━━━ DATASET CONTENT

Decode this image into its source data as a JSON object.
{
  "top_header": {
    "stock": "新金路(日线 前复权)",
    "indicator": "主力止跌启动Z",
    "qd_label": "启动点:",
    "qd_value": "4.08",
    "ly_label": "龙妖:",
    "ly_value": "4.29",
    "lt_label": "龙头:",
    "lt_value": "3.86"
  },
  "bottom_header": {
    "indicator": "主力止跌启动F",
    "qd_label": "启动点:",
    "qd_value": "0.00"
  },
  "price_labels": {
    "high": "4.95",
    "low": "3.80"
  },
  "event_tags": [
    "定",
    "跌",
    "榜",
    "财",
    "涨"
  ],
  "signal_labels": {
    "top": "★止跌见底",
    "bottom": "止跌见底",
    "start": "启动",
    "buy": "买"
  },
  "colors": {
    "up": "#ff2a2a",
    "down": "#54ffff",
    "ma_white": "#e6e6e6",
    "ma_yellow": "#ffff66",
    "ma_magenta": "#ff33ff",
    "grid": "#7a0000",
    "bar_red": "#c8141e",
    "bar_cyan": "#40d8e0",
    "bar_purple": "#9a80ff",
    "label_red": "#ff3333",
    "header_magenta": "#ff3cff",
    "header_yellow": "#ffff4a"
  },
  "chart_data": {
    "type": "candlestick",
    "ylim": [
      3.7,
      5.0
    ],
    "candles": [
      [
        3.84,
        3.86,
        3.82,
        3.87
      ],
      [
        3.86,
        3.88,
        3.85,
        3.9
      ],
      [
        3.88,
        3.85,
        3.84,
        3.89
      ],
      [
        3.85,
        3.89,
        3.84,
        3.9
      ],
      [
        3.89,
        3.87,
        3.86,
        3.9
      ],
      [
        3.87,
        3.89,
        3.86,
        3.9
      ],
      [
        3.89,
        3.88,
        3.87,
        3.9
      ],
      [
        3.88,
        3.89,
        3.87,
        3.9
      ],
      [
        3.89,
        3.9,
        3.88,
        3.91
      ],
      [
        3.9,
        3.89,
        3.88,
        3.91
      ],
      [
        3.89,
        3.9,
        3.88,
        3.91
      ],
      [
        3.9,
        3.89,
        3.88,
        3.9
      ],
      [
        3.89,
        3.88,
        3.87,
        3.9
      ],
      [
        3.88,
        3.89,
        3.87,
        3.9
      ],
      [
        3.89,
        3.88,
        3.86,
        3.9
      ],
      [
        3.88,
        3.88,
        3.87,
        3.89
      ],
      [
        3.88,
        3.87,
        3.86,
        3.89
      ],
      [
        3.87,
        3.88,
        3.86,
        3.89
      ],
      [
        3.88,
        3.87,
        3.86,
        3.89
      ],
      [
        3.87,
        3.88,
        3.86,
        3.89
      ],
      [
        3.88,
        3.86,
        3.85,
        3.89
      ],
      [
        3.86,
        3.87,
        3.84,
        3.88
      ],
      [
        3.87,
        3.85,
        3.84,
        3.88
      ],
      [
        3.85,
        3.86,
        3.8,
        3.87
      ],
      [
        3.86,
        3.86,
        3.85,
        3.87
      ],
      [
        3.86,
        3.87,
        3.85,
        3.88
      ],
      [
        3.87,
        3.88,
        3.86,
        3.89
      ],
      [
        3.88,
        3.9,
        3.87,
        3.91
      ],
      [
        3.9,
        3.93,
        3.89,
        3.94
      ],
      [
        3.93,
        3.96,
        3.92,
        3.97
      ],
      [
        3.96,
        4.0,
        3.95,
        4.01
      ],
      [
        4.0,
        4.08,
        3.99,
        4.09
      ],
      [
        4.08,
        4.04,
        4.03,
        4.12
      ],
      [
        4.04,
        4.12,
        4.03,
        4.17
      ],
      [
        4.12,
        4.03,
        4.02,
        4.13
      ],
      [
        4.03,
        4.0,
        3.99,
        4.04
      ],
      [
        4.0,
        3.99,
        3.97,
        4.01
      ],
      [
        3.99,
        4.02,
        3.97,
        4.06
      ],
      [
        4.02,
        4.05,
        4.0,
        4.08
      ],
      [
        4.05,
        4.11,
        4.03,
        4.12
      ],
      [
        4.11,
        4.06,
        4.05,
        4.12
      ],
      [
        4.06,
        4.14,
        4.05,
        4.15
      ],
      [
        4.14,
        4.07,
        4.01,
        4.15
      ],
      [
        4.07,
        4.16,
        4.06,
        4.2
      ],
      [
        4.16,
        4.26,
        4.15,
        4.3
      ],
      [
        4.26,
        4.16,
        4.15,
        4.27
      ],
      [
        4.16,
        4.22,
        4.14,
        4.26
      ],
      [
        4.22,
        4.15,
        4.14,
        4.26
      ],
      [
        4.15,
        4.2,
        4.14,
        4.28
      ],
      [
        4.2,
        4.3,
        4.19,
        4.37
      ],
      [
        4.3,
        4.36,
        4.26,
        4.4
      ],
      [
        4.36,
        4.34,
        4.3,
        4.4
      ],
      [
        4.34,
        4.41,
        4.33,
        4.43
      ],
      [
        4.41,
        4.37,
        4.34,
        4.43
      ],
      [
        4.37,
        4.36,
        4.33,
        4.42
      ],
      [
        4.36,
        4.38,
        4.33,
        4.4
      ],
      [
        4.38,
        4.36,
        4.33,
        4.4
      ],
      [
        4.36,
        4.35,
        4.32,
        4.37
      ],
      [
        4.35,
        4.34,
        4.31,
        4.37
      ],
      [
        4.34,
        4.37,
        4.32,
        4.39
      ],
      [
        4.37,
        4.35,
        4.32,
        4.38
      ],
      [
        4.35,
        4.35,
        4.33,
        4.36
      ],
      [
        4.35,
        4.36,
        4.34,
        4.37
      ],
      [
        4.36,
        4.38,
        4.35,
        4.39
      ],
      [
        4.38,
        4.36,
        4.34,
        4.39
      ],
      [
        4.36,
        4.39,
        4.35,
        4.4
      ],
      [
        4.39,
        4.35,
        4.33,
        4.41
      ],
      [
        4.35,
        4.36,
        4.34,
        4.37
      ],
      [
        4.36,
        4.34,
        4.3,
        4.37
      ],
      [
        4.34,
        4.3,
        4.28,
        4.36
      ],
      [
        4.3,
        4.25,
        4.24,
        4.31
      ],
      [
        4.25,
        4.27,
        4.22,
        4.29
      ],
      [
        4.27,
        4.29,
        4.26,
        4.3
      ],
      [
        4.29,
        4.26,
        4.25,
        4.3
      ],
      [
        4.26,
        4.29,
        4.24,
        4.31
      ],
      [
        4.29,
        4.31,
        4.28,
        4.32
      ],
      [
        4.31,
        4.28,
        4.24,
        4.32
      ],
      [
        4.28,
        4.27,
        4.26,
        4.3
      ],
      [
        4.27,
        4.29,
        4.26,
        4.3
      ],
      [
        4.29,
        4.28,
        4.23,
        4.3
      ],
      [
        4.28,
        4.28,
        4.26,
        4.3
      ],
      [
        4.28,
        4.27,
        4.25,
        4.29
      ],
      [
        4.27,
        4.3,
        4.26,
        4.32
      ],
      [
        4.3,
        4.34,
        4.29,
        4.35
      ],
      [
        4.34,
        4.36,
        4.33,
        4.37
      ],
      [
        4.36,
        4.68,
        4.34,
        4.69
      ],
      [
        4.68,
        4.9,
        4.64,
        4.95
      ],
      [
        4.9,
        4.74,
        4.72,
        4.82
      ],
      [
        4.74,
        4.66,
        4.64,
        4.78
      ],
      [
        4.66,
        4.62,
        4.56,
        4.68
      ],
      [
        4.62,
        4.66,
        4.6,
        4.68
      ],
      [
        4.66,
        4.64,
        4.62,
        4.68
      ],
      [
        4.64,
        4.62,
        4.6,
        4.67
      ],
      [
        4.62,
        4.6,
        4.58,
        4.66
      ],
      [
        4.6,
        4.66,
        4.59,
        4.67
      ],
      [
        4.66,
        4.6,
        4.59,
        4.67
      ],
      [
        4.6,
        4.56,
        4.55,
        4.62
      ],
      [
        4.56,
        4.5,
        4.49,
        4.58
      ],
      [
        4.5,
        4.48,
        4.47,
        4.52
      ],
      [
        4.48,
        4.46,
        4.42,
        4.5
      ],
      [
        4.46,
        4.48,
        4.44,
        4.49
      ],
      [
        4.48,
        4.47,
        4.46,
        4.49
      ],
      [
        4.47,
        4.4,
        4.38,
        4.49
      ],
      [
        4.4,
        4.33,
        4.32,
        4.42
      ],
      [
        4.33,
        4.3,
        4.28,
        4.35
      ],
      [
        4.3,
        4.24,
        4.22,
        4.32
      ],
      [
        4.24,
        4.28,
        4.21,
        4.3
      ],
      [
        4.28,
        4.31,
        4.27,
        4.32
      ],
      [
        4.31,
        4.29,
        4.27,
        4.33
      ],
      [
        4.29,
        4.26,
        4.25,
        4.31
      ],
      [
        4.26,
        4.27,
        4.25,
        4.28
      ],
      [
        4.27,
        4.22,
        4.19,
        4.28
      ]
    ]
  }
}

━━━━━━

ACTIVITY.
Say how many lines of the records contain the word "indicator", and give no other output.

ANSWER TO THE PROBLEM.
2